__BRIEF__.
Which lines below hold the word "upto"? Report each one.

__SUPPLIED DATA__.
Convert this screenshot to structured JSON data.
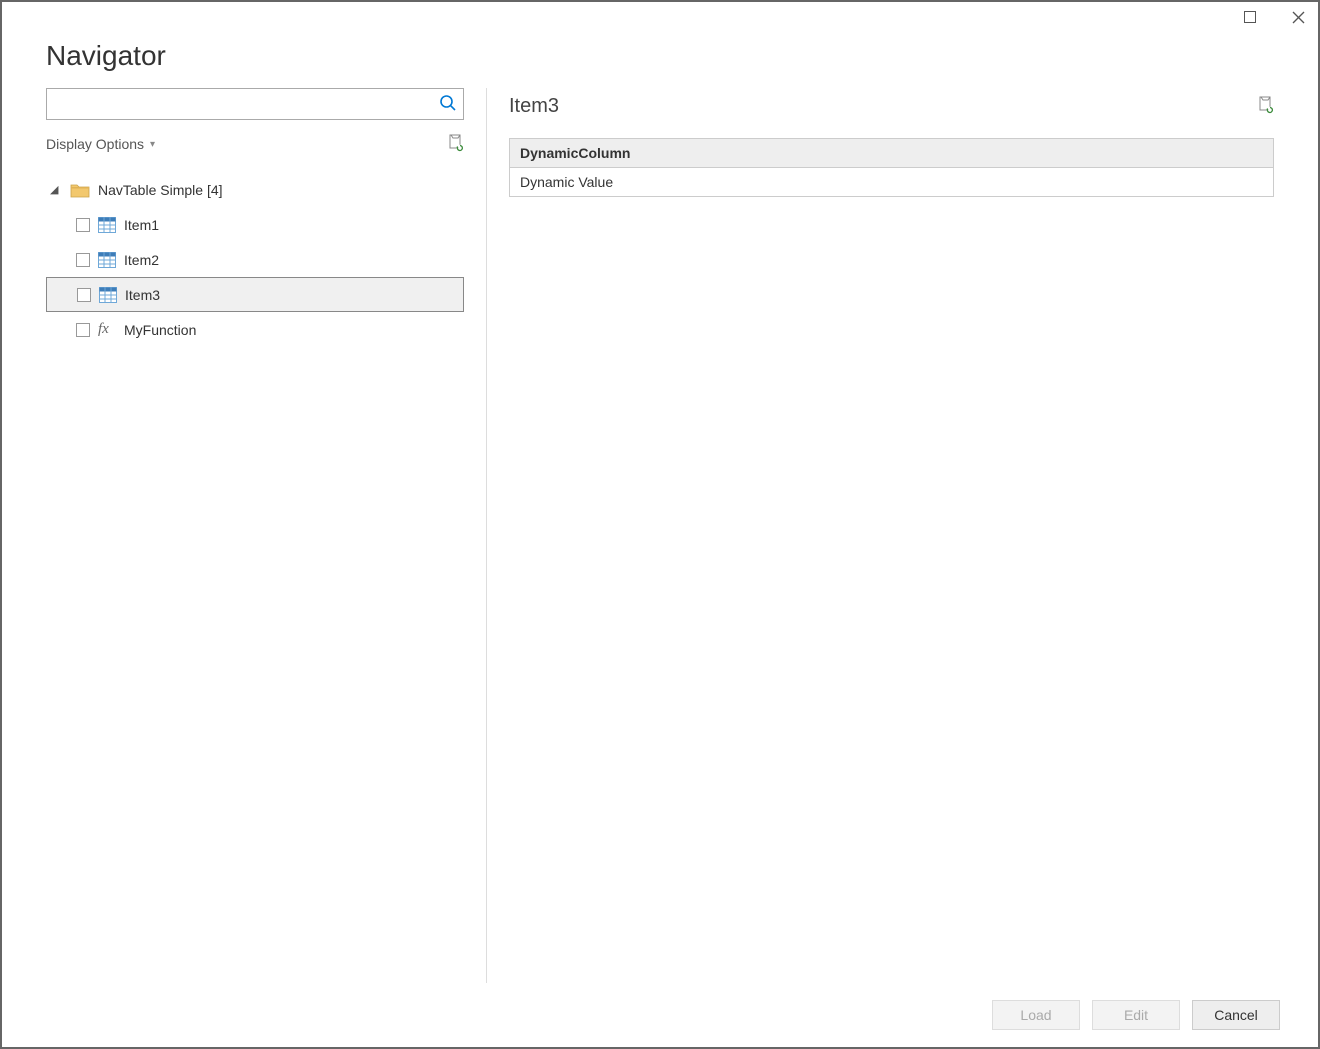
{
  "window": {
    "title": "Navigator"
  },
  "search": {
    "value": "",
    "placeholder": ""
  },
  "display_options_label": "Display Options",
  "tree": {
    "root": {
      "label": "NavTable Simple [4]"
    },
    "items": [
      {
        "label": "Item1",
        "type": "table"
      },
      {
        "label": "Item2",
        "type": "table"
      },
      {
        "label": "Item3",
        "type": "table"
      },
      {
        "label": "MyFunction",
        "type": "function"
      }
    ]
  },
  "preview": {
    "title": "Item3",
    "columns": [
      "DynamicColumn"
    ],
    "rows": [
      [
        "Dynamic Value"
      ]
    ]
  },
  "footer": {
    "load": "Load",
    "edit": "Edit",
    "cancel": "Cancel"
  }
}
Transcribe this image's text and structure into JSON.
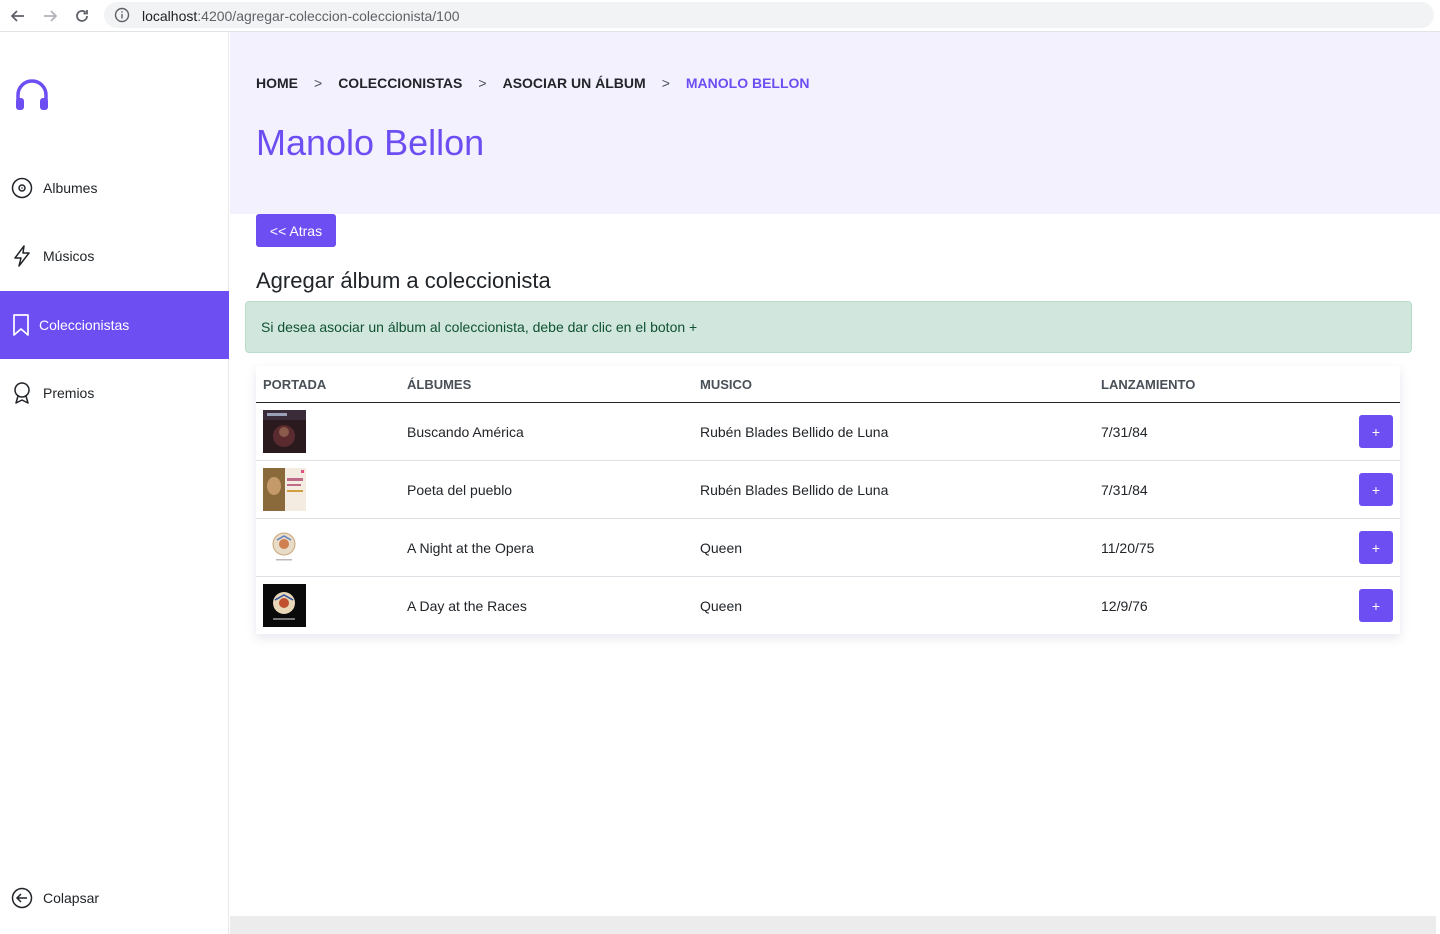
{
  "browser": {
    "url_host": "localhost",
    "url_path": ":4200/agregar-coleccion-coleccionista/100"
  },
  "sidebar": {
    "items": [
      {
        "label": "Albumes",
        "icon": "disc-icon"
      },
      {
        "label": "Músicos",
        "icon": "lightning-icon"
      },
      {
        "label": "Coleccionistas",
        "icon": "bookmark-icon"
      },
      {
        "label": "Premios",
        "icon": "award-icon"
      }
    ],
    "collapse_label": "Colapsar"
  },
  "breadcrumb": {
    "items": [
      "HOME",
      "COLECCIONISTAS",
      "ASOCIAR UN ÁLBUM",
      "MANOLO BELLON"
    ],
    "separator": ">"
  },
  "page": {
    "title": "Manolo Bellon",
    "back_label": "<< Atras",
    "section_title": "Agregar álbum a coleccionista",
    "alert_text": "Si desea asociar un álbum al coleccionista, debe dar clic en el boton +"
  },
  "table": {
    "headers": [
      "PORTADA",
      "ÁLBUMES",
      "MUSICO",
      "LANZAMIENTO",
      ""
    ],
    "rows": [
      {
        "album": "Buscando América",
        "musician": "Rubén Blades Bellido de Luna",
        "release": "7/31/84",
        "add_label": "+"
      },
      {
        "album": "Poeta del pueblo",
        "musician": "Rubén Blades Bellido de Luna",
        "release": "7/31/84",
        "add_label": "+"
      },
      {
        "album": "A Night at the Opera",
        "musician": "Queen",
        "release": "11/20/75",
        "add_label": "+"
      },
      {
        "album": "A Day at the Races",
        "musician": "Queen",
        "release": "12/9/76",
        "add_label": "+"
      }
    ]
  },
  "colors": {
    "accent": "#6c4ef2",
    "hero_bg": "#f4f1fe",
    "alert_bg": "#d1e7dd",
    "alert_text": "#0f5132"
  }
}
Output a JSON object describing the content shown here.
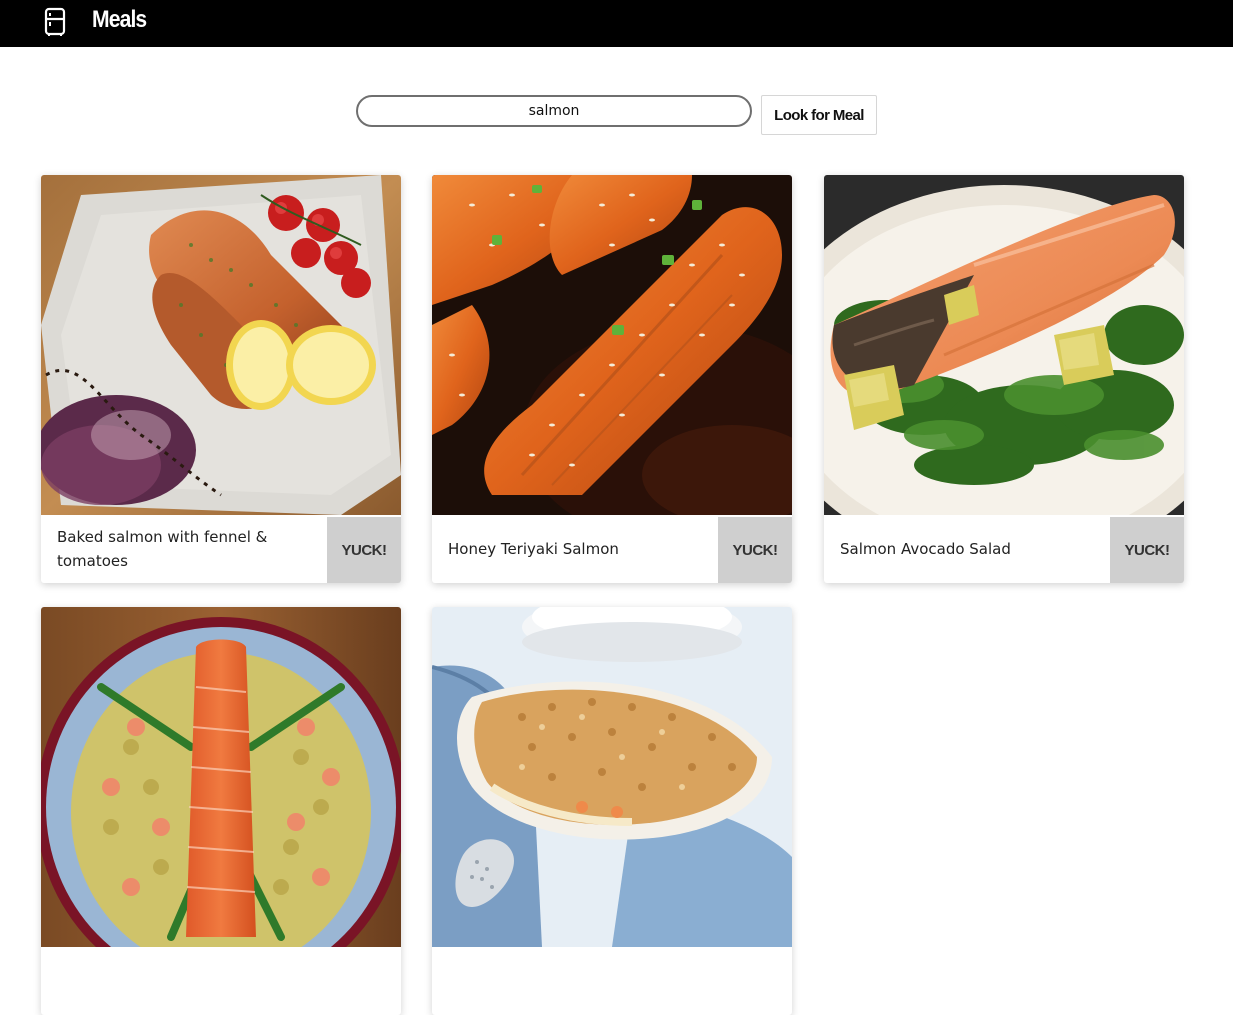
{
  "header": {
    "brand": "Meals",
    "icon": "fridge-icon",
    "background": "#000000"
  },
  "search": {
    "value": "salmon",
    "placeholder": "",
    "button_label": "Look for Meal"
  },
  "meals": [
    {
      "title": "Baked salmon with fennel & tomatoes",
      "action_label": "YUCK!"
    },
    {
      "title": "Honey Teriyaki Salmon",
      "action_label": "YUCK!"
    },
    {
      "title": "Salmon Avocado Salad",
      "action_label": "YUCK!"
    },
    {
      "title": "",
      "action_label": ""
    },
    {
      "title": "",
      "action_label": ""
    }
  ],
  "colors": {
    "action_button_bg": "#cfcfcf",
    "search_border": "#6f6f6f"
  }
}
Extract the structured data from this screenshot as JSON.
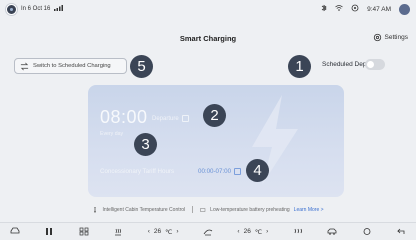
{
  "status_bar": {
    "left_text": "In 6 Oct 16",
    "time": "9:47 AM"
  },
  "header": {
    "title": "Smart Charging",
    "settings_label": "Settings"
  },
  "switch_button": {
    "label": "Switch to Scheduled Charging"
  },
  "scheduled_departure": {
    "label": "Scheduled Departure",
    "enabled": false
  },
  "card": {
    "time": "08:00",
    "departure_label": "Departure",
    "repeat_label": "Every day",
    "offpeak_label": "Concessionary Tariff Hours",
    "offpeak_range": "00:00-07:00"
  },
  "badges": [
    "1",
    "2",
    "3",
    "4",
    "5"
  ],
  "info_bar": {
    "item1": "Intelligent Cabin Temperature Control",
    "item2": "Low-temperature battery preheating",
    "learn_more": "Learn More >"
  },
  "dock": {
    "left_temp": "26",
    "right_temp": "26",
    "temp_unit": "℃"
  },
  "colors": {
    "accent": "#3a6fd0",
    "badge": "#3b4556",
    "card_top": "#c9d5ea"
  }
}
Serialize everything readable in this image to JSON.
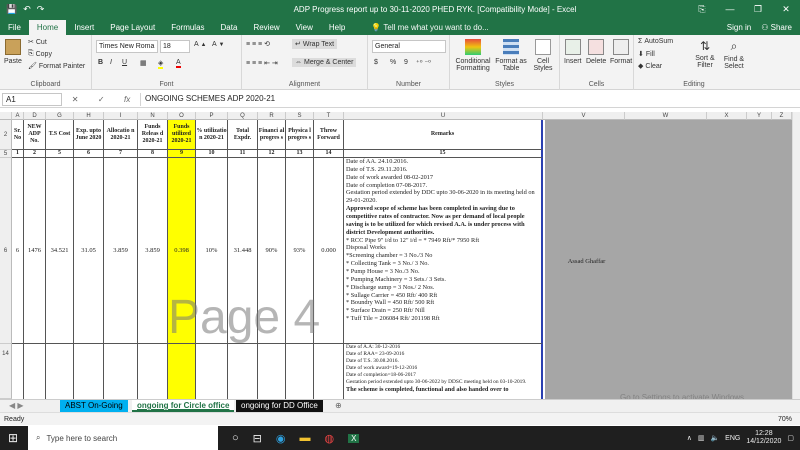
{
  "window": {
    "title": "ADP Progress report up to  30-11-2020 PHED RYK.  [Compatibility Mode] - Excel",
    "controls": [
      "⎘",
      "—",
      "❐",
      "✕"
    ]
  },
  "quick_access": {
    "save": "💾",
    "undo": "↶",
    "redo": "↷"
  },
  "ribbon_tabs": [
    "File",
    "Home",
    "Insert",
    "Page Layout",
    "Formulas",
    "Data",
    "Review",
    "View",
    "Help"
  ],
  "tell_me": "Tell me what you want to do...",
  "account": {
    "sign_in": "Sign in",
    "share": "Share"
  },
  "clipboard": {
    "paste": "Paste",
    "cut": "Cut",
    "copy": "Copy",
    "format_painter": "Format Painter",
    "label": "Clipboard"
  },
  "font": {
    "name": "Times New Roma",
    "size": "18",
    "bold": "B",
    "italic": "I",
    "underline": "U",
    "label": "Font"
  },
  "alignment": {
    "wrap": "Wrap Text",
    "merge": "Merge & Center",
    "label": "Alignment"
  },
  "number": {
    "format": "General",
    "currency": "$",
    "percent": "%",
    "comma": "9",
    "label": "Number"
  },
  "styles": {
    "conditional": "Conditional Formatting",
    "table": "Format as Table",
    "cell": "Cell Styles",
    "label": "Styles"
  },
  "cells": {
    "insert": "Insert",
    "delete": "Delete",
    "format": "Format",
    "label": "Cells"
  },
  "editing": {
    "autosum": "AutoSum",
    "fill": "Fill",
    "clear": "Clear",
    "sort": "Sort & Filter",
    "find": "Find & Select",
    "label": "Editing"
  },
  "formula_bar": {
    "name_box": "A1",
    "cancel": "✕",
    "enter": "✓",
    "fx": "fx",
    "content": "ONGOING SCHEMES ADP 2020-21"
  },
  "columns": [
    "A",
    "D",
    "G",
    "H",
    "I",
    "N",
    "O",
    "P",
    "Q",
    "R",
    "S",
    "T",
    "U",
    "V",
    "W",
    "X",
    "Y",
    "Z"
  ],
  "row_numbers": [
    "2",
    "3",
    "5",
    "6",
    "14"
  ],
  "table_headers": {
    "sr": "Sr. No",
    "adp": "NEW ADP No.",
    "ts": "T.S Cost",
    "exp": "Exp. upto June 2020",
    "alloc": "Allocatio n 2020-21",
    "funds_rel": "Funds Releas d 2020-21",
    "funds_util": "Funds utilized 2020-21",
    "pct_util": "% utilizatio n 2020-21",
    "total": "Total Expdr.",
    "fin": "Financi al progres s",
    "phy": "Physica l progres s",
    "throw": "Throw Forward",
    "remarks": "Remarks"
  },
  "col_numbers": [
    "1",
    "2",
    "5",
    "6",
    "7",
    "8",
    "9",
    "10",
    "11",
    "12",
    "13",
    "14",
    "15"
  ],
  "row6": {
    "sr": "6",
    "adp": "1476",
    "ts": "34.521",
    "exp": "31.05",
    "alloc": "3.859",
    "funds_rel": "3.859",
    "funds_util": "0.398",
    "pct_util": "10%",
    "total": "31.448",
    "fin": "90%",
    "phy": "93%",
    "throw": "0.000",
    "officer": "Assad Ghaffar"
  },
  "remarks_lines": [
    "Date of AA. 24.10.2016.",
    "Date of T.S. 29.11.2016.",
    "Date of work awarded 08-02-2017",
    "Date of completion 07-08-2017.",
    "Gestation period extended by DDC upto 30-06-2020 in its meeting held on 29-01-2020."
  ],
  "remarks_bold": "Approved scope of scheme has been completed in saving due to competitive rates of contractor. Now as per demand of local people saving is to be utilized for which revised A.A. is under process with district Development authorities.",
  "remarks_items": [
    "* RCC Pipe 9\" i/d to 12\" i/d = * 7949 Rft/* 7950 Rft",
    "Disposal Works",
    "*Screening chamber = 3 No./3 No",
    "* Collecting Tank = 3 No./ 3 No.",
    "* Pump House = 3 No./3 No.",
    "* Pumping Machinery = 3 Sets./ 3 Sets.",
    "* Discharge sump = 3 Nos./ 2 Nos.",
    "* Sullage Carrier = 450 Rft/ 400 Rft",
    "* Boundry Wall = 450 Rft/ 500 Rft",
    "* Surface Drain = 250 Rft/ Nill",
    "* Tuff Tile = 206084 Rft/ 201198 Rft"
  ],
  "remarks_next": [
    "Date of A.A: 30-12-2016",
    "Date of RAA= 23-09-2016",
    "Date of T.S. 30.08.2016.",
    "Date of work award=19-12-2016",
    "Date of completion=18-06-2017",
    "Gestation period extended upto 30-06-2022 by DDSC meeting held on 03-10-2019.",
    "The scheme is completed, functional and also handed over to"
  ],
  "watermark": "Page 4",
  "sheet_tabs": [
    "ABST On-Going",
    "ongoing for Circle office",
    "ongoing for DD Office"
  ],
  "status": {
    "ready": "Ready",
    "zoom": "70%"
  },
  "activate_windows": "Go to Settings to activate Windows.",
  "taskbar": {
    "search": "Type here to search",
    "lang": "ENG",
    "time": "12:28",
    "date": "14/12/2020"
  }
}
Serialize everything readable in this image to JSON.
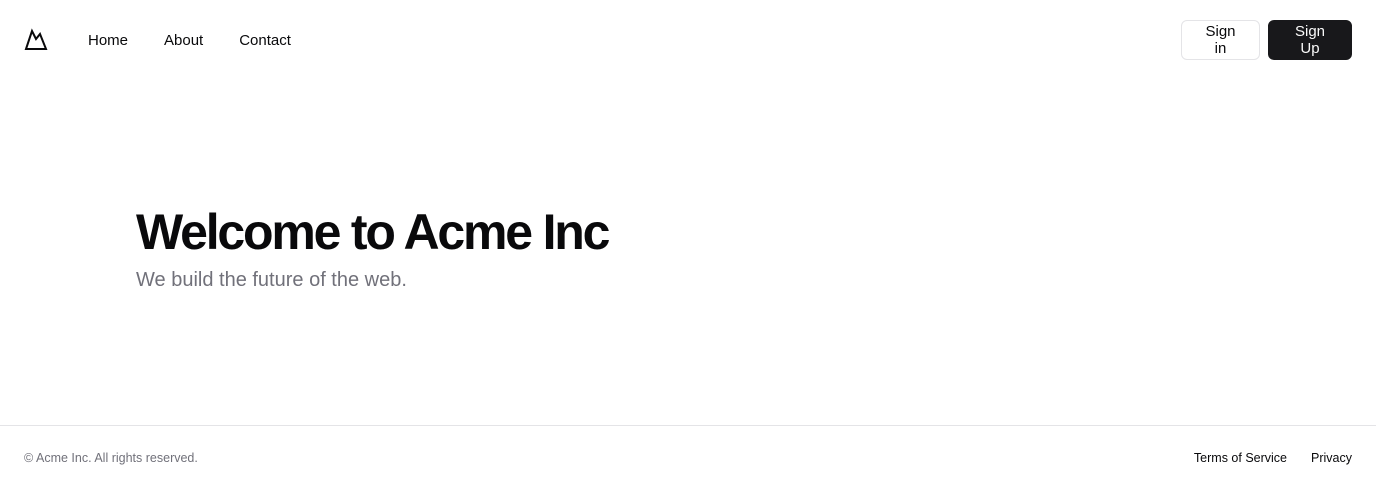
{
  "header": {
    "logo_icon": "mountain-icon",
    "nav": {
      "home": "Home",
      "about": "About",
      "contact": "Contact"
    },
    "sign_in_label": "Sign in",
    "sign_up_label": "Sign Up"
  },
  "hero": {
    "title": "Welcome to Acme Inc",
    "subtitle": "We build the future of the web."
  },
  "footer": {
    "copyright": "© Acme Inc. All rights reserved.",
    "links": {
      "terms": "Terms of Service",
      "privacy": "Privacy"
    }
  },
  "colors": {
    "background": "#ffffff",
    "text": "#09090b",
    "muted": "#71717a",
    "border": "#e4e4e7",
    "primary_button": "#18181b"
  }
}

__RESPONSE TO THIS TASK__.
    "exp": "Exp. upto June 2020",
    "Gestation period extended by DDC upto 30-06-2020 in its meeting held on 29-01-2020."
    "Gestation period extended upto 30-06-2022 by DDSC meeting held on 03-10-2019.",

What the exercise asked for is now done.